> _DATASET EXTRACT_:

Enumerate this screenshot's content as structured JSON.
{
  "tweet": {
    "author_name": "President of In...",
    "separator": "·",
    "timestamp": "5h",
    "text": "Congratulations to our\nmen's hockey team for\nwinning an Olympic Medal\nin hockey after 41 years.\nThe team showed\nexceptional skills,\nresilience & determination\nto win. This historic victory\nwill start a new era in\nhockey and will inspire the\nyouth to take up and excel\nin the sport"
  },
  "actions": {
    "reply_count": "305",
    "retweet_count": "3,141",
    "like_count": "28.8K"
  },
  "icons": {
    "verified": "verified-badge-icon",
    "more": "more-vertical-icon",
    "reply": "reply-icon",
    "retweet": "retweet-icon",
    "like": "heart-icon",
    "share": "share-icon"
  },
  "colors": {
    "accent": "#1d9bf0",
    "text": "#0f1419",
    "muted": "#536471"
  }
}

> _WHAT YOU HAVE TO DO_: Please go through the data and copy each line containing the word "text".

> _ANSWER_:
    "text": "Congratulations to our\nmen's hockey team for\nwinning an Olympic Medal\nin hockey after 41 years.\nThe team showed\nexceptional skills,\nresilience & determination\nto win. This historic victory\nwill start a new era in\nhockey and will inspire the\nyouth to take up and excel\nin the sport"
    "text": "#0f1419",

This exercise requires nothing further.